--- EXERCISE INPUTS Enclosed Below ---

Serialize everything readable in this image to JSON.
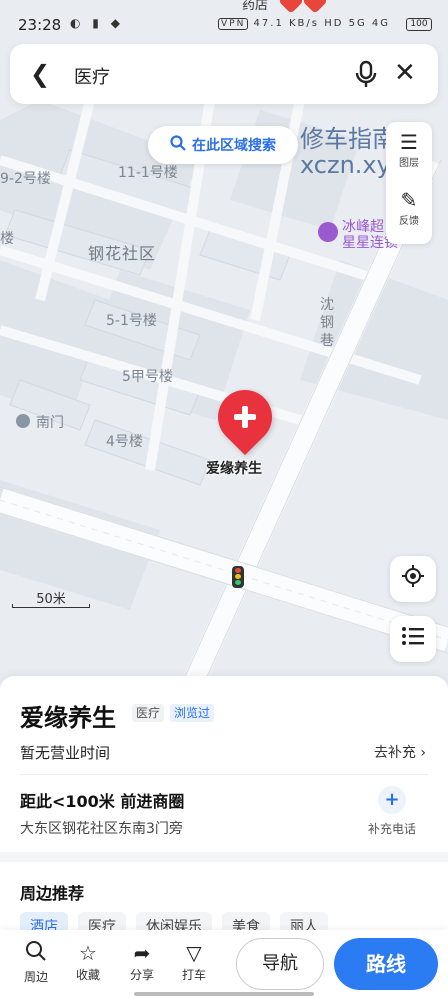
{
  "status_bar": {
    "time": "23:28",
    "vpn": "VPN",
    "net_speed": "47.1 KB/s",
    "signal": "HD 5G 4G",
    "battery": "100",
    "top_cut_text": "药店"
  },
  "search": {
    "query": "医疗"
  },
  "map": {
    "area_search_label": "在此区域搜索",
    "watermark_line1": "修车指南",
    "watermark_line2": "xczn.xyz",
    "labels": {
      "b9_2": "9-2号楼",
      "b11_1": "11-1号楼",
      "lou": "楼",
      "community": "钢花社区",
      "b5_1": "5-1号楼",
      "b5a": "5甲号楼",
      "south_gate": "南门",
      "b4": "4号楼",
      "ice_name": "冰峰超",
      "ice_sub": "星星连锁",
      "street": "沈钢巷"
    },
    "poi_name": "爱缘养生",
    "scale": "50米",
    "layer_label": "图层",
    "feedback_label": "反馈"
  },
  "card": {
    "title": "爱缘养生",
    "category": "医疗",
    "viewed": "浏览过",
    "hours": "暂无营业时间",
    "supplement": "去补充",
    "distance": "距此<100米  前进商圈",
    "address": "大东区钢花社区东南3门旁",
    "add_phone": "补充电话",
    "nearby_title": "周边推荐",
    "chips": [
      "酒店",
      "医疗",
      "休闲娱乐",
      "美食",
      "丽人"
    ]
  },
  "bottom": {
    "nearby": "周边",
    "favorite": "收藏",
    "share": "分享",
    "taxi": "打车",
    "navigate": "导航",
    "route": "路线"
  },
  "colors": {
    "accent": "#2b7cf2",
    "pin": "#e8333e",
    "map_bg": "#e9edf2"
  }
}
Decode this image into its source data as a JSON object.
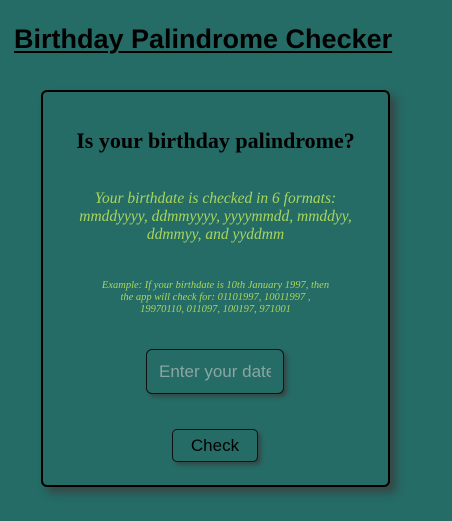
{
  "app": {
    "title": "Birthday Palindrome Checker"
  },
  "card": {
    "heading": "Is your birthday palindrome?",
    "formats_text": "Your birthdate is checked in 6 formats: mmddyyyy, ddmmyyyy, yyyymmdd, mmddyy, ddmmyy, and yyddmm",
    "example_text": "Example: If your birthdate is 10th January 1997, then the app will check for: 01101997, 10011997 , 19970110, 011097, 100197, 971001",
    "date_input": {
      "placeholder": "Enter your date",
      "value": ""
    },
    "check_button_label": "Check"
  },
  "colors": {
    "background": "#256b66",
    "accent_text": "#a8d65c",
    "border": "#000000"
  }
}
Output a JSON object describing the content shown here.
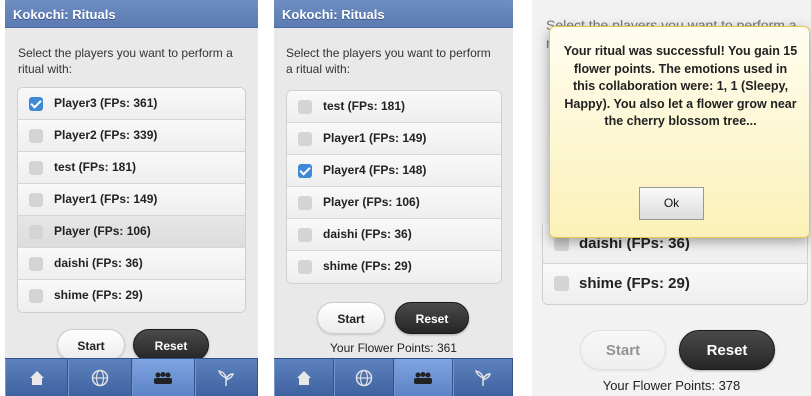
{
  "app_title": "Kokochi: Rituals",
  "prompt": "Select the players you want to perform a ritual with:",
  "start_label": "Start",
  "reset_label": "Reset",
  "accent_color": "#3f88d6",
  "header_color": "#6586bb",
  "nav_icons": [
    "home-icon",
    "globe-icon",
    "group-icon",
    "flower-icon"
  ],
  "screen1": {
    "players": [
      {
        "label": "Player3 (FPs: 361)",
        "checked": true
      },
      {
        "label": "Player2 (FPs: 339)",
        "checked": false
      },
      {
        "label": "test (FPs: 181)",
        "checked": false
      },
      {
        "label": "Player1 (FPs: 149)",
        "checked": false
      },
      {
        "label": "Player (FPs: 106)",
        "checked": false
      },
      {
        "label": "daishi (FPs: 36)",
        "checked": false
      },
      {
        "label": "shime (FPs: 29)",
        "checked": false
      }
    ],
    "active_tab": 2
  },
  "screen2": {
    "players": [
      {
        "label": "test (FPs: 181)",
        "checked": false
      },
      {
        "label": "Player1 (FPs: 149)",
        "checked": false
      },
      {
        "label": "Player4 (FPs: 148)",
        "checked": true
      },
      {
        "label": "Player (FPs: 106)",
        "checked": false
      },
      {
        "label": "daishi (FPs: 36)",
        "checked": false
      },
      {
        "label": "shime (FPs: 29)",
        "checked": false
      }
    ],
    "flower_points": "Your Flower Points: 361",
    "active_tab": 2
  },
  "screen3": {
    "players": [
      {
        "label": "daishi (FPs: 36)",
        "checked": false
      },
      {
        "label": "shime (FPs: 29)",
        "checked": false
      }
    ],
    "flower_points": "Your Flower Points: 378",
    "dialog": {
      "message": "Your ritual was successful! You gain 15 flower points. The emotions used in this collaboration were: 1, 1 (Sleepy, Happy). You also let a flower grow near the cherry blossom tree...",
      "ok_label": "Ok"
    }
  }
}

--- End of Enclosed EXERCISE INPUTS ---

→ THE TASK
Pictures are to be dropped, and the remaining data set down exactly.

→ WRITTEN ANSWER
Serialize everything readable in this image to JSON.
{
  "status_bar": {
    "time": "23:28",
    "vpn": "VPN",
    "net_speed": "47.1 KB/s",
    "signal": "HD 5G 4G",
    "battery": "100",
    "top_cut_text": "药店"
  },
  "search": {
    "query": "医疗"
  },
  "map": {
    "area_search_label": "在此区域搜索",
    "watermark_line1": "修车指南",
    "watermark_line2": "xczn.xyz",
    "labels": {
      "b9_2": "9-2号楼",
      "b11_1": "11-1号楼",
      "lou": "楼",
      "community": "钢花社区",
      "b5_1": "5-1号楼",
      "b5a": "5甲号楼",
      "south_gate": "南门",
      "b4": "4号楼",
      "ice_name": "冰峰超",
      "ice_sub": "星星连锁",
      "street": "沈钢巷"
    },
    "poi_name": "爱缘养生",
    "scale": "50米",
    "layer_label": "图层",
    "feedback_label": "反馈"
  },
  "card": {
    "title": "爱缘养生",
    "category": "医疗",
    "viewed": "浏览过",
    "hours": "暂无营业时间",
    "supplement": "去补充",
    "distance": "距此<100米  前进商圈",
    "address": "大东区钢花社区东南3门旁",
    "add_phone": "补充电话",
    "nearby_title": "周边推荐",
    "chips": [
      "酒店",
      "医疗",
      "休闲娱乐",
      "美食",
      "丽人"
    ]
  },
  "bottom": {
    "nearby": "周边",
    "favorite": "收藏",
    "share": "分享",
    "taxi": "打车",
    "navigate": "导航",
    "route": "路线"
  },
  "colors": {
    "accent": "#2b7cf2",
    "pin": "#e8333e",
    "map_bg": "#e9edf2"
  }
}
Decode this image into its source data as a JSON object.
{
  "app": {
    "title": "Birthday Palindrome Checker"
  },
  "card": {
    "heading": "Is your birthday palindrome?",
    "formats_text": "Your birthdate is checked in 6 formats: mmddyyyy, ddmmyyyy, yyyymmdd, mmddyy, ddmmyy, and yyddmm",
    "example_text": "Example: If your birthdate is 10th January 1997, then the app will check for: 01101997, 10011997 , 19970110, 011097, 100197, 971001",
    "date_input": {
      "placeholder": "Enter your date",
      "value": ""
    },
    "check_button_label": "Check"
  },
  "colors": {
    "background": "#256b66",
    "accent_text": "#a8d65c",
    "border": "#000000"
  }
}
Output a JSON object describing the content shown here.
{
  "app_title": "Kokochi: Rituals",
  "prompt": "Select the players you want to perform a ritual with:",
  "start_label": "Start",
  "reset_label": "Reset",
  "accent_color": "#3f88d6",
  "header_color": "#6586bb",
  "nav_icons": [
    "home-icon",
    "globe-icon",
    "group-icon",
    "flower-icon"
  ],
  "screen1": {
    "players": [
      {
        "label": "Player3 (FPs: 361)",
        "checked": true
      },
      {
        "label": "Player2 (FPs: 339)",
        "checked": false
      },
      {
        "label": "test (FPs: 181)",
        "checked": false
      },
      {
        "label": "Player1 (FPs: 149)",
        "checked": false
      },
      {
        "label": "Player (FPs: 106)",
        "checked": false
      },
      {
        "label": "daishi (FPs: 36)",
        "checked": false
      },
      {
        "label": "shime (FPs: 29)",
        "checked": false
      }
    ],
    "active_tab": 2
  },
  "screen2": {
    "players": [
      {
        "label": "test (FPs: 181)",
        "checked": false
      },
      {
        "label": "Player1 (FPs: 149)",
        "checked": false
      },
      {
        "label": "Player4 (FPs: 148)",
        "checked": true
      },
      {
        "label": "Player (FPs: 106)",
        "checked": false
      },
      {
        "label": "daishi (FPs: 36)",
        "checked": false
      },
      {
        "label": "shime (FPs: 29)",
        "checked": false
      }
    ],
    "flower_points": "Your Flower Points: 361",
    "active_tab": 2
  },
  "screen3": {
    "players": [
      {
        "label": "daishi (FPs: 36)",
        "checked": false
      },
      {
        "label": "shime (FPs: 29)",
        "checked": false
      }
    ],
    "flower_points": "Your Flower Points: 378",
    "dialog": {
      "message": "Your ritual was successful! You gain 15 flower points. The emotions used in this collaboration were: 1, 1 (Sleepy, Happy). You also let a flower grow near the cherry blossom tree...",
      "ok_label": "Ok"
    }
  }
}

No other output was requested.